But as Dorf argued, there’s nothing obviously true about this claim; in fact, a little reflection shows that at least a simplistic understanding of the assertion is plainly false.
“The claim is false insofar as it asserts a linear relationship between the size of government and the ability of individuals to flourish. Ask Hobbes how well individuals do when one shrinks government down to nothing,” he explained. “The claim conflates government’s size and its reach. Govt could be large in terms of taxes or spending/GDP ratio but small in its intrusion on people’s lives. Welfare states need not be and generally have not been totalitarian states.”
The incident demonstrates a larger issue that deeply concerns me about the court. While discussion about the ideological divides on the court is common, I think it’s often underestimated the significant role of the justices’ information diets — where and how they consume news, in particular — affects their world views and rulings. To put it bluntly, I fear that the conservative justices, in addition to having ideological biases just like anyone else, consume Fox News disinformation and related propaganda regularly that gives them a distorted view of the world. This one opinion shows how unsophisticated slogans can fester in the mind and potentially influence major decisions. If the right-leaning justices rely on the cesspool that is conservative media to make their judgments about the world, especially at a time when conservative media is increasingly disconnected from reality, we should be deeply concerned about where the court will take the country.
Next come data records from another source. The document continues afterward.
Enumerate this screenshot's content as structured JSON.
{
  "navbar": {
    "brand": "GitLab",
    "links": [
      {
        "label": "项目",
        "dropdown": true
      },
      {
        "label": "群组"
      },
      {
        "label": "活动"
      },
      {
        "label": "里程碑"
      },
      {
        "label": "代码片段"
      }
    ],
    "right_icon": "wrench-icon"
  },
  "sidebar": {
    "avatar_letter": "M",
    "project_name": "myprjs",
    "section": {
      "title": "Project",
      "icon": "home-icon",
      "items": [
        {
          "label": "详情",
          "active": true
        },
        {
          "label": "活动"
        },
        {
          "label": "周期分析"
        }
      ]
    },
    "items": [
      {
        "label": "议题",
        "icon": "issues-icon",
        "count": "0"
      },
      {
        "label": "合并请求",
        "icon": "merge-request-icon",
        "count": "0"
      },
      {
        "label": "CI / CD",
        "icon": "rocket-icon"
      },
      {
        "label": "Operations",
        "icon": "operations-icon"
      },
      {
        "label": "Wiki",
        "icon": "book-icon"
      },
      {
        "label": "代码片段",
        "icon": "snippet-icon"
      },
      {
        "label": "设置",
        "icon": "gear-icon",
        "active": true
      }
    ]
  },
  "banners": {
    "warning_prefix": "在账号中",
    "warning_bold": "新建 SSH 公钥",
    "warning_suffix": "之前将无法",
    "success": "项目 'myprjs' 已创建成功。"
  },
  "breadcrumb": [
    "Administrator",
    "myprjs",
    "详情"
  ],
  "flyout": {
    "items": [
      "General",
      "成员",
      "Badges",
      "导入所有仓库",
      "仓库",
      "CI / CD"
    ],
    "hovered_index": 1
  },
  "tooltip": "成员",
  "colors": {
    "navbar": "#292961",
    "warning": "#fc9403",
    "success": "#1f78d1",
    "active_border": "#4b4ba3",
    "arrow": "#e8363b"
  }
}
Here’s what really went down with Trump’s Taliban peace talks misadventure
Donald Trump is not known for finessing foreign policy but for years prior to his election and during his campaign, he was mostly right about Afghanistan. He called it a “total disaster,” said it was “wasting our money” and that we should leave “immediately.”
It seemed that Trump understood the timeless – if sometimes historically inaccurate - tropes about Afghanistan being the “graveyard of empires” and home to “ungovernable” tribesmen who could outwit and humiliate the British, the Soviets – and us.
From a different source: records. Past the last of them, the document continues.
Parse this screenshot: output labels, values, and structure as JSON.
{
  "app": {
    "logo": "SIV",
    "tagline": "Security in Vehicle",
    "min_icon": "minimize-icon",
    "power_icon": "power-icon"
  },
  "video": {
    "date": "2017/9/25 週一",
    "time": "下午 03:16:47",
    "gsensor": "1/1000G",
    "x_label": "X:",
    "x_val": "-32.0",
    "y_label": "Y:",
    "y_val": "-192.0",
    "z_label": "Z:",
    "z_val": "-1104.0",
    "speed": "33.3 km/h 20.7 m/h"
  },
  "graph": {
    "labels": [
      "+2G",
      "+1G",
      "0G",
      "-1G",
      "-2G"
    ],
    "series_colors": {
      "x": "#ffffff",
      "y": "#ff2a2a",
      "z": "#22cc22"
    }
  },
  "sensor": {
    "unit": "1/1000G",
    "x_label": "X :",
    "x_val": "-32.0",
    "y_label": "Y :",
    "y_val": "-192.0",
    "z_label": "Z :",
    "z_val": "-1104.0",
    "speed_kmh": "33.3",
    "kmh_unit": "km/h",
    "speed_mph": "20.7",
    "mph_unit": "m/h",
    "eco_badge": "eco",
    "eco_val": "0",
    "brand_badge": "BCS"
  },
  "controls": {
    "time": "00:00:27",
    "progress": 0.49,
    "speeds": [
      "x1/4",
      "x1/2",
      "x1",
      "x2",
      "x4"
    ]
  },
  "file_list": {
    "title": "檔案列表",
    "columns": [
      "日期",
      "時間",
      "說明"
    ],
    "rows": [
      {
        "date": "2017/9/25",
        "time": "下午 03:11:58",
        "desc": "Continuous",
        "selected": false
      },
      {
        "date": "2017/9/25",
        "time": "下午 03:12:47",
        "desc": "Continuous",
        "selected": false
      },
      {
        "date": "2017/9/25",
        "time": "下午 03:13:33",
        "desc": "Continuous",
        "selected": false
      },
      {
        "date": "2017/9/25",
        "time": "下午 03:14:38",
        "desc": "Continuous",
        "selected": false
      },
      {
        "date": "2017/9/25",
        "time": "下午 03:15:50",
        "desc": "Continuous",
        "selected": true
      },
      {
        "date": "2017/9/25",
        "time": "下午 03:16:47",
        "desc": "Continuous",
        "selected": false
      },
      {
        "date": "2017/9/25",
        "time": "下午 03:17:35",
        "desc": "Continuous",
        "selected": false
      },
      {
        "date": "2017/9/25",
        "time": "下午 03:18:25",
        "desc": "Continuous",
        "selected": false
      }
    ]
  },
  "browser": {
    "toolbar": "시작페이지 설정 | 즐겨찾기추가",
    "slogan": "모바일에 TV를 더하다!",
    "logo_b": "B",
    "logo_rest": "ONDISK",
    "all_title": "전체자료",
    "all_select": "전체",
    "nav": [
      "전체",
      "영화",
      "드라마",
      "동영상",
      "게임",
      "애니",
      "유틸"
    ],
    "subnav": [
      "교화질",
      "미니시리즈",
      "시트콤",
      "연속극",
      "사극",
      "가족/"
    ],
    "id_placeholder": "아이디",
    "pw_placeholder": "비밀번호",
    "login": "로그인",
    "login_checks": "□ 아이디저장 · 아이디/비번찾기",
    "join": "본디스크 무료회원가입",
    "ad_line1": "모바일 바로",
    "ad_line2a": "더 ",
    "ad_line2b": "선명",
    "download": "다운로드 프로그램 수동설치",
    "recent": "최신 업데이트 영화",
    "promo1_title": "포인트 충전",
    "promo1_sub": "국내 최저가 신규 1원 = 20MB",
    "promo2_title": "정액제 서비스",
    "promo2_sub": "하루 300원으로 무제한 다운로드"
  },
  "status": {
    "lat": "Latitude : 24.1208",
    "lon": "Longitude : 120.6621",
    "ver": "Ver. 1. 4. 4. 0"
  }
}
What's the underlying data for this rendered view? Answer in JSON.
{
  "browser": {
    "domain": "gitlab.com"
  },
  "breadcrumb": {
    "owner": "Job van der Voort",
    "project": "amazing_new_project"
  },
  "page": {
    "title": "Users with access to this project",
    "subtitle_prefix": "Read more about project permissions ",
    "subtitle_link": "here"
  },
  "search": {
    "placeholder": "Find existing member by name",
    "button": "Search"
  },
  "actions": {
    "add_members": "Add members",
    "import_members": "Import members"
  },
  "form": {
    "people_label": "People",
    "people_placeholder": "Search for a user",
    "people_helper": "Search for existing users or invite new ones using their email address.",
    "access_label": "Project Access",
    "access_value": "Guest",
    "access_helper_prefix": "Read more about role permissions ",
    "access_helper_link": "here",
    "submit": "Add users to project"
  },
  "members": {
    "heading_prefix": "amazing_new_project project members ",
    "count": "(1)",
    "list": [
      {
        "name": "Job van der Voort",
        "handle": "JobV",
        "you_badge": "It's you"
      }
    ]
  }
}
The pundit class is freaking out about socialism — and they’re utterly clueless about where politics is headed
On Saturday, Jonah Goldberg, the well-known conservative pundit, tweeted approvingly an article by Jonathan Chait, the well-known liberal pundit. Chait was writing in a mode critics often call “Democrats in Disarray!” He was worried that Joe Biden might be too old to lead a party too far left to be led anywhere next year.
In the aftermath of the 2016 elections, an exotic political theory promoted by the party’s most left-wing flank suddenly gained wide circulation. The appeal of Bernie Sanders proved Democrats were ready to embrace socialism, or at least something close to it; and Donald Trump’s election proved a nominee with extreme positions could still win. These two conclusions, in combination, suggested the party would move as far left as activists preferred at no political cost (all italics mine).
The Democrats’ weird quasi-impeachment process is basically as bad as doing nothing
House Democrats are finally pursuing an impeachment inquiry against Donald Trump. Or maybe not. It depends on whom you ask, and when. “The House Judiciary Committee on Thursday advanced a resolution that some Democrats say amounts to opening an impeachment inquiry while others say it means nothing,” reported The Huffington Post last week. A day earlier, The New York Times had reported that “the second-ranking House Democrat, Representative Steny H. Hoyer of Maryland, was unequivocal: An impeachment investigation of President Trump is not underway.” A day later, he backtracked. On Monday, Judiciary Chair Jerry Nadler announced that a hearing scheduled for today would be designated “as an impeachment hearing.”